Looking at the records below, count how many lines contain the string "name". Give that number alone.

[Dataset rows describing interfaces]
- - - - - - -

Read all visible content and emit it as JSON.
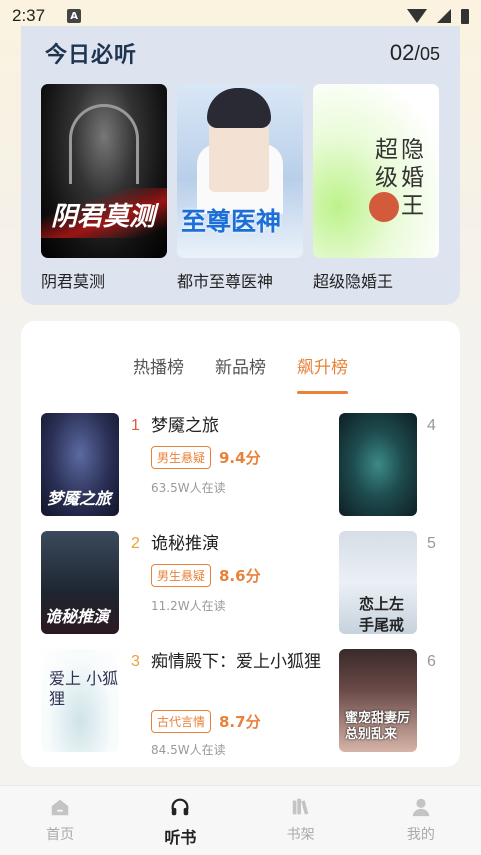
{
  "status_bar": {
    "time": "2:37",
    "notification_icon": "A",
    "icons": [
      "wifi-icon",
      "signal-icon",
      "battery-icon"
    ]
  },
  "today": {
    "title": "今日必听",
    "page_current": "02",
    "page_separator": "/",
    "page_total": "05",
    "books": [
      {
        "title": "阴君莫测",
        "cover_text": "阴君莫测"
      },
      {
        "title": "都市至尊医神",
        "cover_text": "至尊医神"
      },
      {
        "title": "超级隐婚王",
        "cover_col1": "超级",
        "cover_col2": "隐婚王"
      }
    ]
  },
  "ranking": {
    "tabs": [
      {
        "label": "热播榜",
        "active": false
      },
      {
        "label": "新品榜",
        "active": false
      },
      {
        "label": "飙升榜",
        "active": true
      }
    ],
    "items": [
      {
        "rank": "1",
        "title": "梦魇之旅",
        "tag": "男生悬疑",
        "score": "9.4分",
        "listeners": "63.5W人在读",
        "cover_text": "梦魇之旅"
      },
      {
        "rank": "2",
        "title": "诡秘推演",
        "tag": "男生悬疑",
        "score": "8.6分",
        "listeners": "11.2W人在读",
        "cover_text": "诡秘推演"
      },
      {
        "rank": "3",
        "title": "痴情殿下：爱上小狐狸",
        "tag": "古代言情",
        "score": "8.7分",
        "listeners": "84.5W人在读",
        "cover_text": "爱上 小狐狸"
      },
      {
        "rank": "4"
      },
      {
        "rank": "5",
        "cover_text": "恋上左手尾戒"
      },
      {
        "rank": "6",
        "cover_text": "蜜宠甜妻厉总别乱来"
      }
    ],
    "colors": {
      "accent": "#e8823a",
      "rank_top": "#e05a3a",
      "rank_mid": "#e8a23a",
      "rank_other": "#999999"
    }
  },
  "bottom_nav": [
    {
      "label": "首页",
      "icon": "home-icon",
      "active": false
    },
    {
      "label": "听书",
      "icon": "headphones-icon",
      "active": true
    },
    {
      "label": "书架",
      "icon": "bookshelf-icon",
      "active": false
    },
    {
      "label": "我的",
      "icon": "user-icon",
      "active": false
    }
  ]
}
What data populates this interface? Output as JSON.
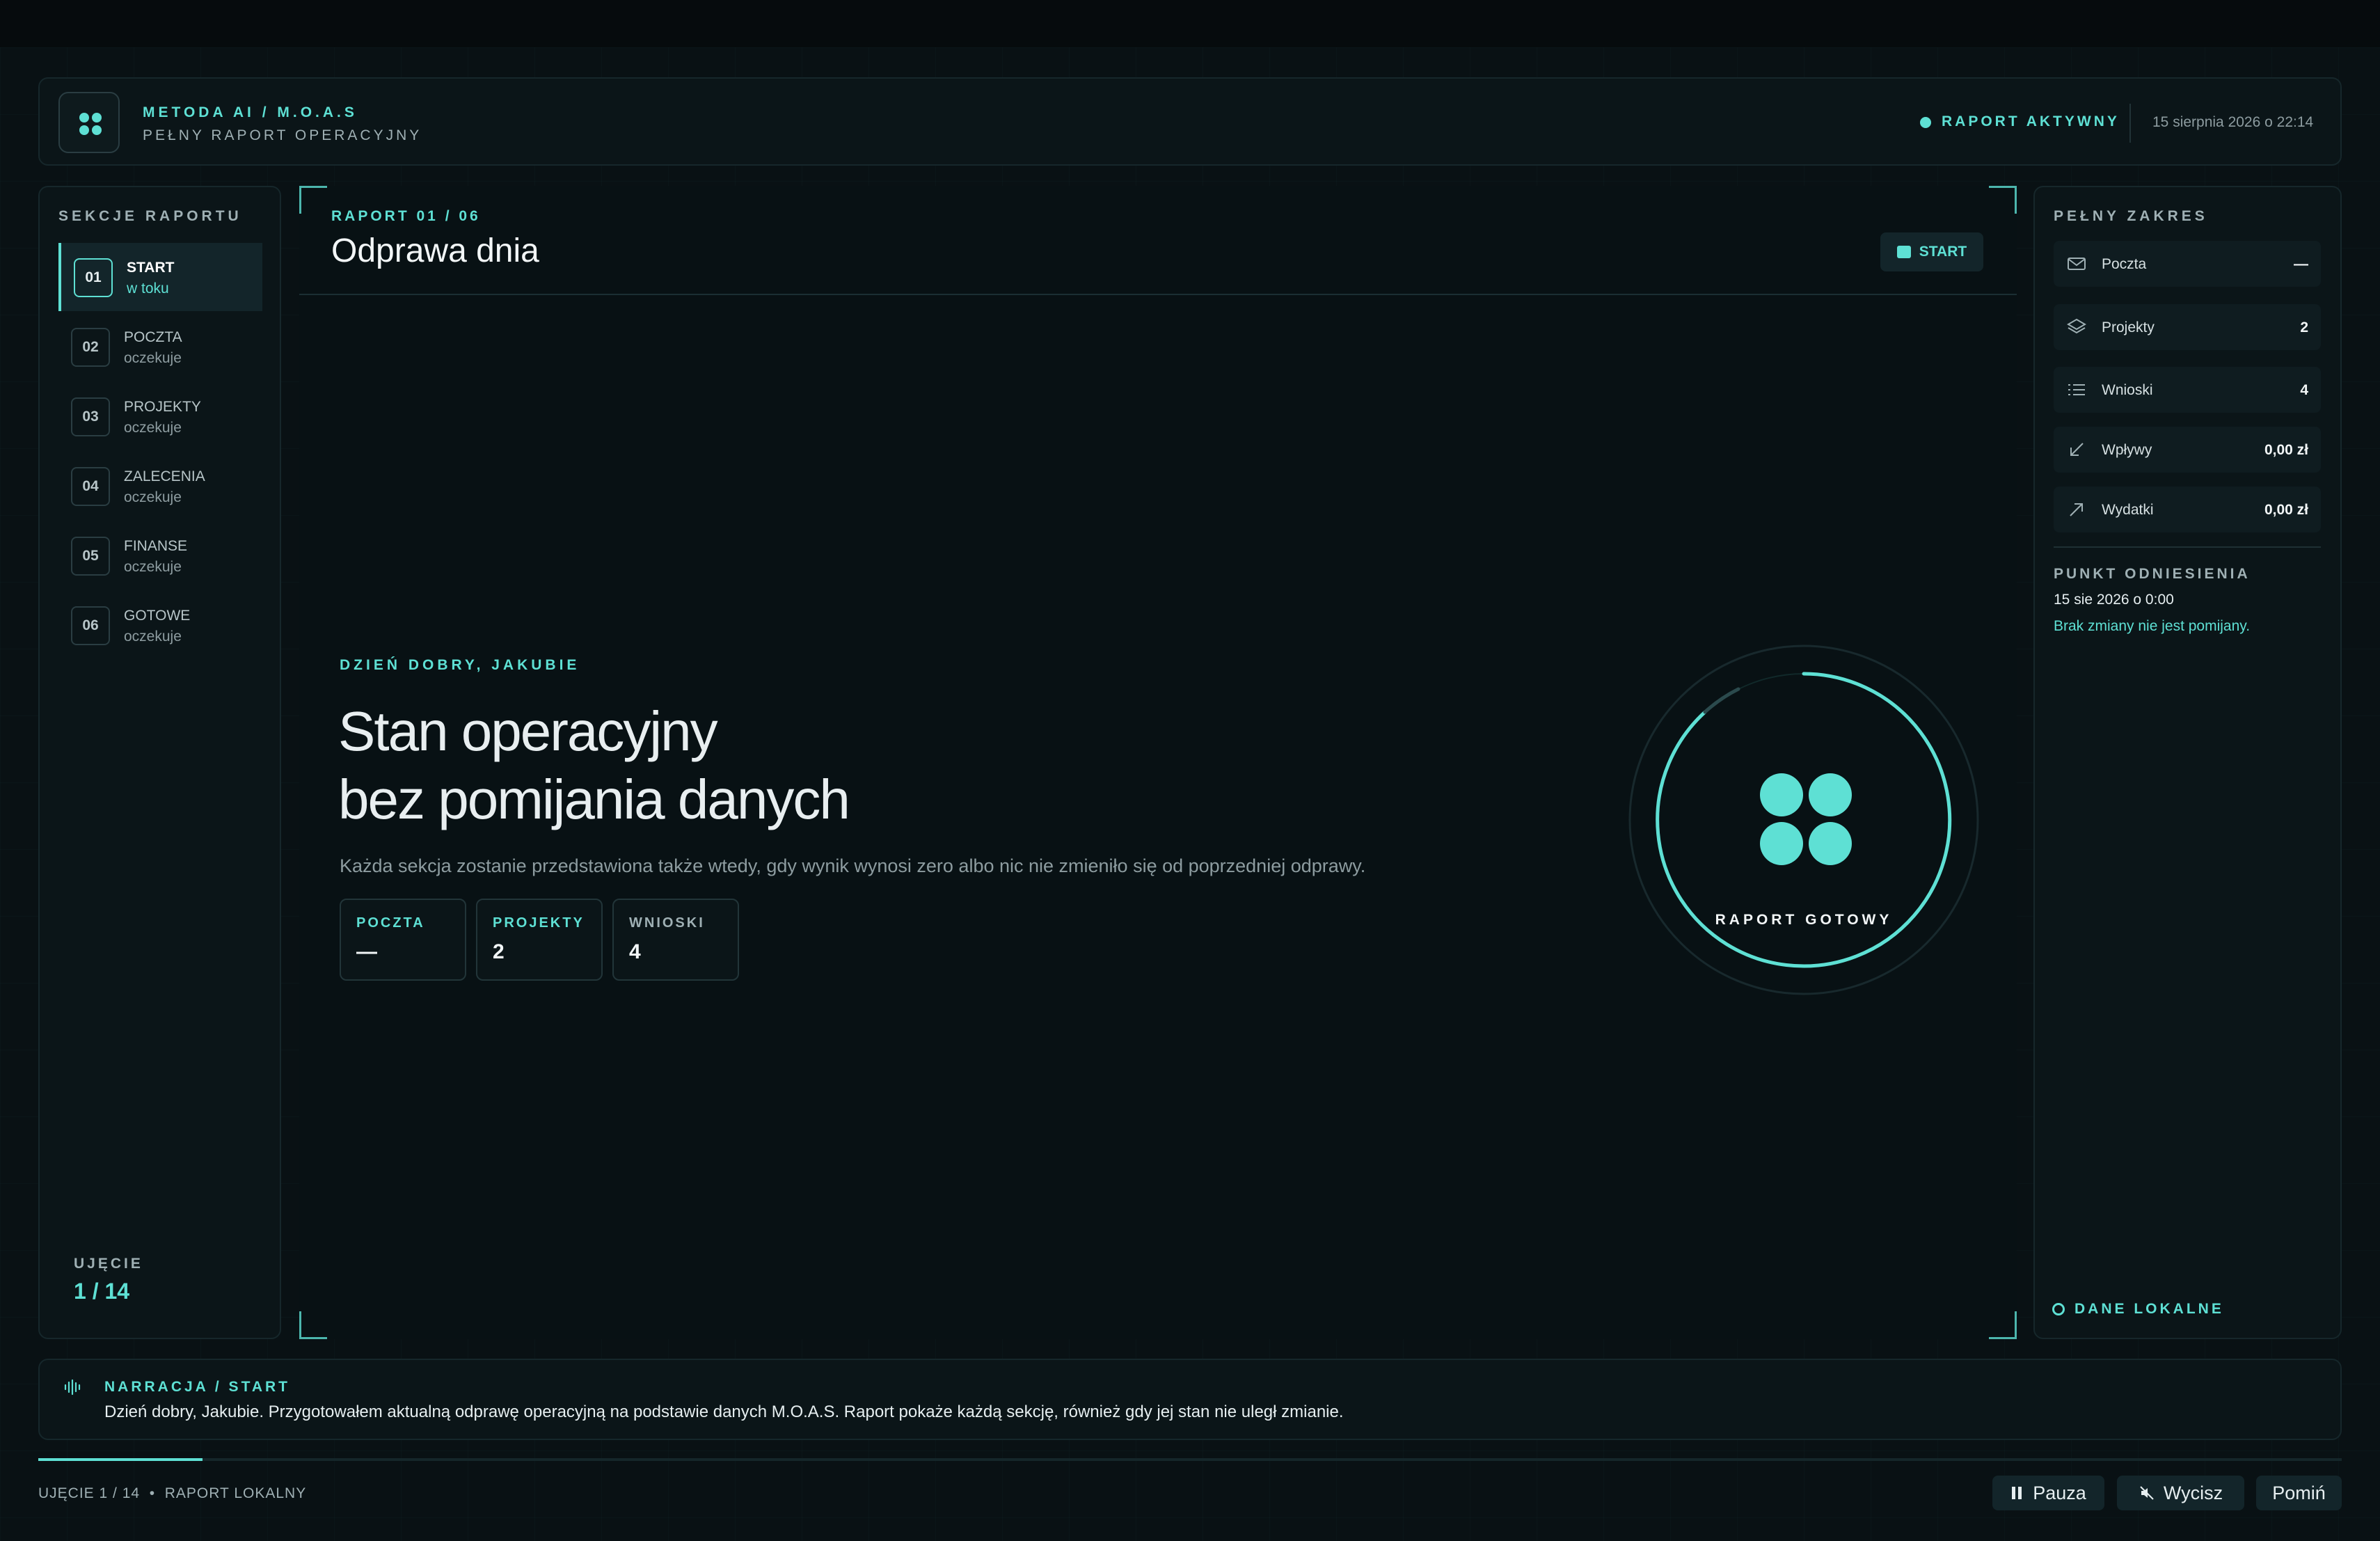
{
  "header": {
    "brand_title": "METODA AI / M.O.A.S",
    "brand_subtitle": "PEŁNY RAPORT OPERACYJNY",
    "status": "RAPORT AKTYWNY",
    "datetime": "15 sierpnia 2026 o 22:14",
    "accent_color": "#5ee0d4"
  },
  "sidebar": {
    "title": "SEKCJE RAPORTU",
    "steps": [
      {
        "num": "01",
        "name": "START",
        "state": "w toku",
        "active": true
      },
      {
        "num": "02",
        "name": "POCZTA",
        "state": "oczekuje",
        "active": false
      },
      {
        "num": "03",
        "name": "PROJEKTY",
        "state": "oczekuje",
        "active": false
      },
      {
        "num": "04",
        "name": "ZALECENIA",
        "state": "oczekuje",
        "active": false
      },
      {
        "num": "05",
        "name": "FINANSE",
        "state": "oczekuje",
        "active": false
      },
      {
        "num": "06",
        "name": "GOTOWE",
        "state": "oczekuje",
        "active": false
      }
    ],
    "shot_label": "UJĘCIE",
    "shot_value": "1 / 14"
  },
  "main": {
    "kicker": "RAPORT 01 / 06",
    "title": "Odprawa dnia",
    "chip_label": "START",
    "greeting": "DZIEŃ DOBRY, JAKUBIE",
    "headline_line1": "Stan operacyjny",
    "headline_line2": "bez pomijania danych",
    "lead": "Każda sekcja zostanie przedstawiona także wtedy, gdy wynik wynosi zero albo nic nie zmieniło się od poprzedniej odprawy.",
    "cards": [
      {
        "key": "POCZTA",
        "value": "—"
      },
      {
        "key": "PROJEKTY",
        "value": "2"
      },
      {
        "key": "WNIOSKI",
        "value": "4"
      }
    ],
    "ring_label": "RAPORT GOTOWY"
  },
  "right": {
    "title": "PEŁNY ZAKRES",
    "rows": [
      {
        "name": "Poczta",
        "value": "—",
        "icon": "mail-icon"
      },
      {
        "name": "Projekty",
        "value": "2",
        "icon": "layers-icon"
      },
      {
        "name": "Wnioski",
        "value": "4",
        "icon": "list-icon"
      },
      {
        "name": "Wpływy",
        "value": "0,00 zł",
        "icon": "arrow-down-left-icon"
      },
      {
        "name": "Wydatki",
        "value": "0,00 zł",
        "icon": "arrow-up-right-icon"
      }
    ],
    "ref_title": "PUNKT ODNIESIENIA",
    "ref_date": "15 sie 2026 o 0:00",
    "ref_note": "Brak zmiany nie jest pomijany.",
    "local_data": "DANE LOKALNE"
  },
  "narration": {
    "title": "NARRACJA / START",
    "text": "Dzień dobry, Jakubie. Przygotowałem aktualną odprawę operacyjną na podstawie danych M.O.A.S. Raport pokaże każdą sekcję, również gdy jej stan nie uległ zmianie."
  },
  "footer": {
    "info": "UJĘCIE 1 / 14  •  RAPORT LOKALNY",
    "progress_fraction": 0.0714,
    "pause_label": "Pauza",
    "mute_label": "Wycisz",
    "skip_label": "Pomiń"
  }
}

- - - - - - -

Answer section: 11